When you reproduce these records, keep every word exactly and drop the images.

[Material for this exercise — start]

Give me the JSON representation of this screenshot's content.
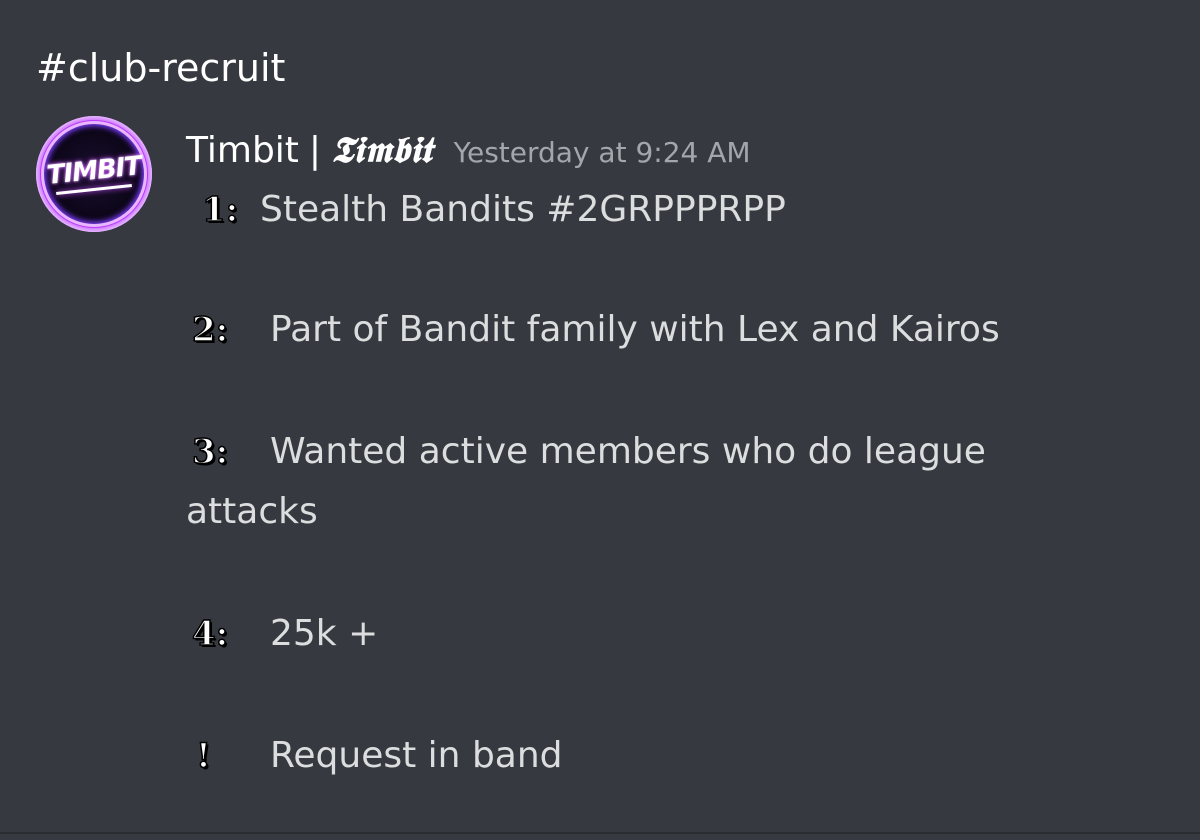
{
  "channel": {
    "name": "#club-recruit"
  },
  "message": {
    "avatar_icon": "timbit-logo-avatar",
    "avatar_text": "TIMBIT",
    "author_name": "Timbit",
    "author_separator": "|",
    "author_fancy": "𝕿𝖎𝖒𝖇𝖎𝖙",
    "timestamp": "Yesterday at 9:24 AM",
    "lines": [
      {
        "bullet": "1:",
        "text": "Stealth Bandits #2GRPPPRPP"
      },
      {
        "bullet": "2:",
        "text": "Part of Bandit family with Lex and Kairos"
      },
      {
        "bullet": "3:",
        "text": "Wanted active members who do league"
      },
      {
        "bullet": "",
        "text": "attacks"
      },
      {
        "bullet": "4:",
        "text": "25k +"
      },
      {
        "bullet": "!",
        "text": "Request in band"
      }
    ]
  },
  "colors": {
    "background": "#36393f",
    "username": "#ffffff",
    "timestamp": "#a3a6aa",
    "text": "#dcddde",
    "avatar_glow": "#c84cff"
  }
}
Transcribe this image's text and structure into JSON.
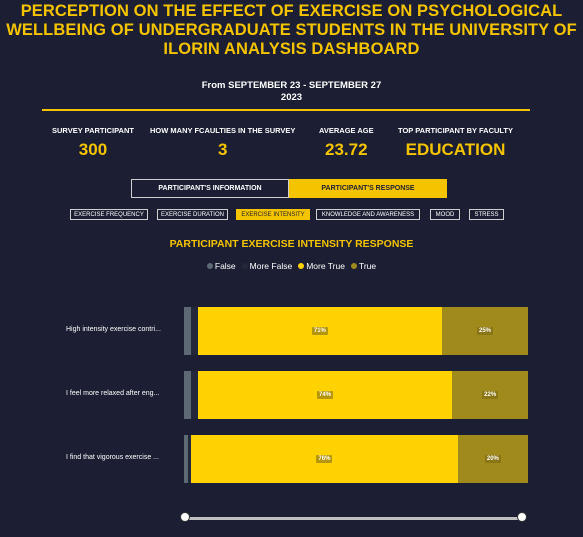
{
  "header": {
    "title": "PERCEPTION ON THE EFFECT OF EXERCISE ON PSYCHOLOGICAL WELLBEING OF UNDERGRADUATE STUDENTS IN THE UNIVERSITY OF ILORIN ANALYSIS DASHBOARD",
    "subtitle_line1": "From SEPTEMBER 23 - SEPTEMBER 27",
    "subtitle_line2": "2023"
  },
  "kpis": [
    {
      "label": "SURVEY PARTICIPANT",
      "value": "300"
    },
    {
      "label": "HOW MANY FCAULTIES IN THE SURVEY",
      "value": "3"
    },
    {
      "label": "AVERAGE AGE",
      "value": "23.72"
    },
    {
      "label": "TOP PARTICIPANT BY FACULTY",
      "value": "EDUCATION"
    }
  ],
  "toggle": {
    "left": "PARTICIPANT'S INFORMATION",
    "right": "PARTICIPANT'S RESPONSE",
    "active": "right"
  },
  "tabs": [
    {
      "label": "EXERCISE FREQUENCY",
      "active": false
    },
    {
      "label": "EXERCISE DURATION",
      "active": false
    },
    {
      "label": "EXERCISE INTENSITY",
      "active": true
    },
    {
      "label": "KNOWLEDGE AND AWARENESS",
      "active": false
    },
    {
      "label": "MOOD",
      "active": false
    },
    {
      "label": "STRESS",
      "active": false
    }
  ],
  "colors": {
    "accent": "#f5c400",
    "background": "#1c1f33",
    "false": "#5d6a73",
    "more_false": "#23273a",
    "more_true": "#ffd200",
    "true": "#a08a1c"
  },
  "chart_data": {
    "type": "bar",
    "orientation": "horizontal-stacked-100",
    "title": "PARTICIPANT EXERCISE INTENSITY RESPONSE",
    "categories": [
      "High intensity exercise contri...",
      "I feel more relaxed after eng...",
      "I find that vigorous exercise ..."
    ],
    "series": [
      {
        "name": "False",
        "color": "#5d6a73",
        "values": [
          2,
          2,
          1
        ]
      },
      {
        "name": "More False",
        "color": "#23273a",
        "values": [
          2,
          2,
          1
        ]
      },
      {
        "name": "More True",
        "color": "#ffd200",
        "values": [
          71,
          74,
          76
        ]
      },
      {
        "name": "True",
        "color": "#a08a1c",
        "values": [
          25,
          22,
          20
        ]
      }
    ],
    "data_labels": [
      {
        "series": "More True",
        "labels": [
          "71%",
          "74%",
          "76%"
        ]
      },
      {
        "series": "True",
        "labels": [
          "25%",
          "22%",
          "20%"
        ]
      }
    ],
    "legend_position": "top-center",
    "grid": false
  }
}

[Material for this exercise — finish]

### Result for this exercise
Give me the JSON representation of this screenshot's content.
{
  "channel": {
    "name": "#club-recruit"
  },
  "message": {
    "avatar_icon": "timbit-logo-avatar",
    "avatar_text": "TIMBIT",
    "author_name": "Timbit",
    "author_separator": "|",
    "author_fancy": "𝕿𝖎𝖒𝖇𝖎𝖙",
    "timestamp": "Yesterday at 9:24 AM",
    "lines": [
      {
        "bullet": "1:",
        "text": "Stealth Bandits #2GRPPPRPP"
      },
      {
        "bullet": "2:",
        "text": "Part of Bandit family with Lex and Kairos"
      },
      {
        "bullet": "3:",
        "text": "Wanted active members who do league"
      },
      {
        "bullet": "",
        "text": "attacks"
      },
      {
        "bullet": "4:",
        "text": "25k +"
      },
      {
        "bullet": "!",
        "text": "Request in band"
      }
    ]
  },
  "colors": {
    "background": "#36393f",
    "username": "#ffffff",
    "timestamp": "#a3a6aa",
    "text": "#dcddde",
    "avatar_glow": "#c84cff"
  }
}
Transcribe this image's text and structure into JSON.
{
  "header": {
    "title": "PERCEPTION ON THE EFFECT OF EXERCISE ON PSYCHOLOGICAL WELLBEING OF UNDERGRADUATE STUDENTS IN THE UNIVERSITY OF ILORIN ANALYSIS DASHBOARD",
    "subtitle_line1": "From SEPTEMBER 23 - SEPTEMBER 27",
    "subtitle_line2": "2023"
  },
  "kpis": [
    {
      "label": "SURVEY PARTICIPANT",
      "value": "300"
    },
    {
      "label": "HOW MANY FCAULTIES IN THE SURVEY",
      "value": "3"
    },
    {
      "label": "AVERAGE AGE",
      "value": "23.72"
    },
    {
      "label": "TOP PARTICIPANT BY FACULTY",
      "value": "EDUCATION"
    }
  ],
  "toggle": {
    "left": "PARTICIPANT'S INFORMATION",
    "right": "PARTICIPANT'S RESPONSE",
    "active": "right"
  },
  "tabs": [
    {
      "label": "EXERCISE FREQUENCY",
      "active": false
    },
    {
      "label": "EXERCISE DURATION",
      "active": false
    },
    {
      "label": "EXERCISE INTENSITY",
      "active": true
    },
    {
      "label": "KNOWLEDGE AND AWARENESS",
      "active": false
    },
    {
      "label": "MOOD",
      "active": false
    },
    {
      "label": "STRESS",
      "active": false
    }
  ],
  "colors": {
    "accent": "#f5c400",
    "background": "#1c1f33",
    "false": "#5d6a73",
    "more_false": "#23273a",
    "more_true": "#ffd200",
    "true": "#a08a1c"
  },
  "chart_data": {
    "type": "bar",
    "orientation": "horizontal-stacked-100",
    "title": "PARTICIPANT EXERCISE INTENSITY RESPONSE",
    "categories": [
      "High intensity exercise contri...",
      "I feel more relaxed after eng...",
      "I find that vigorous exercise ..."
    ],
    "series": [
      {
        "name": "False",
        "color": "#5d6a73",
        "values": [
          2,
          2,
          1
        ]
      },
      {
        "name": "More False",
        "color": "#23273a",
        "values": [
          2,
          2,
          1
        ]
      },
      {
        "name": "More True",
        "color": "#ffd200",
        "values": [
          71,
          74,
          76
        ]
      },
      {
        "name": "True",
        "color": "#a08a1c",
        "values": [
          25,
          22,
          20
        ]
      }
    ],
    "data_labels": [
      {
        "series": "More True",
        "labels": [
          "71%",
          "74%",
          "76%"
        ]
      },
      {
        "series": "True",
        "labels": [
          "25%",
          "22%",
          "20%"
        ]
      }
    ],
    "legend_position": "top-center",
    "grid": false
  }
}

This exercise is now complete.